A patient surely has the right to decide what is best for them and should not feel pressurised by healthcare professionals, however well meaning, to take “every” prescription that is recommended?  Polypharmacy is becoming a real problem today, especially with the elderly and needs to be controlled too(!)

I think both of us and other members have come across some uncaring teams during our pacemaker journey Janene.  My own experience with my first cardiologist was most unpleasant and I reported him and asked for a referral to another cardiologist in the same hospital because of a breakdown in trust and respect.  I recall the following cruel comments he made when I tried to describe the difficult symptoms I was having with my intermittent arrhythmias.  His words were:  “This is all in your head.  I want to see something more exciting in your data other than a short run of an atrial tachy arrhythmia before I am prepared to believe that you have an arrhythmia like Atrial Fibrillation (AF)”.   My husband was with me and felt equally shocked by these insensitive remarks.  I returned home in tears.

Although I had been receiving 24 hour monitoring from time to time, this was clearly not enough and failed to pick up my intermittent AF arrhythmias with a rapid ventricular response rate.  It was only when I was blue lighted to hospital after multiple transient ischaemic like attacks/syncope, did they finally confirm, “Oh you must start anticoagulation immediately because you have AF and you need to go on other meds too, to control your heart rate”.  

I was exhausted after years of searching for answers.  At last I had a proper diagnosis for my difficult symptoms and I could start to receive appropriate treatment, but I was suddenly petrified to be facing lifelong anticoagulation and heart meds, without any real support.  Over the years since diagnosis, I have generally found it difficult to find a doctor with real empathy in treating the less significant arrhythmias that can cause such distress to their patients.  Some of us suffer severe symptoms with our rhythm disturbances, and do not tolerate them at all well.  I feel more could be done to help us to manage our symptoms better, like having regular support group sessions in the clinics we attend.  Fortunately my clinic did offer further support.  The emotional side of coping with a heart condition needs to be better understood and addressed too


by piglet22 - 2024-01-13 05:07:11

I can fully appreciate your frustrations and over the years I've had some awful medics, some verging on the sadistic.

Pressures on healthcare systems are starting to come through regardless of how it's funded.

Inevitably, the days of long personal chats are over unless you have deep pockets.

I daresay that having long lists of patients every day can get to people.

Some of us are just as frustrated and I suspect that the number is going to increase 

As far as increasingly medication goes, it's quite normal to increment doses quite quickly.

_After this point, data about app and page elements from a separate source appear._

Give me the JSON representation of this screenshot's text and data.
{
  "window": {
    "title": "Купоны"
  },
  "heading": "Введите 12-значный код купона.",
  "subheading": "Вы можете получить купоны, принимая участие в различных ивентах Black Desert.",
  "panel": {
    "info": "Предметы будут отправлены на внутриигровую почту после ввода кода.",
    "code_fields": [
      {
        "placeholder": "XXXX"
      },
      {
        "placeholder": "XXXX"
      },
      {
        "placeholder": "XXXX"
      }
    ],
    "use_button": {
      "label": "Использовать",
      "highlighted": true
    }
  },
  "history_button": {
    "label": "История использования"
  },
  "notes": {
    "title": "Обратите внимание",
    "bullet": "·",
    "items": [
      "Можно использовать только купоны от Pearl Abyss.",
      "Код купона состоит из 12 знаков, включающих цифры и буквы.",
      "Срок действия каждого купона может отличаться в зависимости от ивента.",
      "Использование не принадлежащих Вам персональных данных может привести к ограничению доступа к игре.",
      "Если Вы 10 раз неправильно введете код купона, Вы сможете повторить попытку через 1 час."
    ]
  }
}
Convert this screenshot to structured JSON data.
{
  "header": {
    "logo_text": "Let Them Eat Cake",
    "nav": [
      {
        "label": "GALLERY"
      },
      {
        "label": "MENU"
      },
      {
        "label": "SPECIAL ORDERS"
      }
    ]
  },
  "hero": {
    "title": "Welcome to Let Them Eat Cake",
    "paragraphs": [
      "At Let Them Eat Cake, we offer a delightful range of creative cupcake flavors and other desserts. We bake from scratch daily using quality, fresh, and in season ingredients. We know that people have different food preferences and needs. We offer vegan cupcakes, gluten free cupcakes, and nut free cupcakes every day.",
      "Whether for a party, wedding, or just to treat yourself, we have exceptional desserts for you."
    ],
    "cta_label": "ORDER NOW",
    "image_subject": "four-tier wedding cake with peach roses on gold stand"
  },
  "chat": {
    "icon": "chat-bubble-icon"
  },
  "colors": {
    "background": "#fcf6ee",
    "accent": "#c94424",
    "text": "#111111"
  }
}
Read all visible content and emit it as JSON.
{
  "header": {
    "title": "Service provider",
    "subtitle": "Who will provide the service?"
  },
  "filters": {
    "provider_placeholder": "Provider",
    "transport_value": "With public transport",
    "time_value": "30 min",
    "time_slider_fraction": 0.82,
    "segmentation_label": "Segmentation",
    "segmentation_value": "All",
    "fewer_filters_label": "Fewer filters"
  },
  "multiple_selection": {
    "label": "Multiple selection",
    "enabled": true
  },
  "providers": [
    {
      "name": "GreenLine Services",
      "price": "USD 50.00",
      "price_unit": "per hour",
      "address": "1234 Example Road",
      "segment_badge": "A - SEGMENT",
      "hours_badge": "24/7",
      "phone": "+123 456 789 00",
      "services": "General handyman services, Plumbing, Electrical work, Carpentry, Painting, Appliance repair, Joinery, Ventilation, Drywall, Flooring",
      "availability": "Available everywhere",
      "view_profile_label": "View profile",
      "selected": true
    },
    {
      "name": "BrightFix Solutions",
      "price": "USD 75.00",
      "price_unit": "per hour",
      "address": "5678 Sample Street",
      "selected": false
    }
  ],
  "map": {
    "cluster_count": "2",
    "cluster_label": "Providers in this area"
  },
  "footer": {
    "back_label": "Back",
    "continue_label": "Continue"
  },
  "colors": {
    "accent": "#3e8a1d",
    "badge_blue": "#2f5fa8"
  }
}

Start cautiously with a low dose then if all goes well, continue to increase to the optimum dose.

Over a period of a few weeks, I had Bisoprolol increased from 1.25 mg daily, to 2.5, then 5 then 10.

The poor pharmacist had to put up with the changes.

I think that we are going to have to do more to monitor our own health in future and get used to keeping good records and equip ourselves with the kit to do it.

My regular routine is daily BP, sats, temperature and monthly blood glucose.

The latter kept me off a type 2 diabetes diagnosis and the others have been invaluable in discovering and monitoring ectopics.

You know you're wired when...

The meaning of personal computer is taken a step further.

Member Quotes

It becomes a part of your body just like any other part.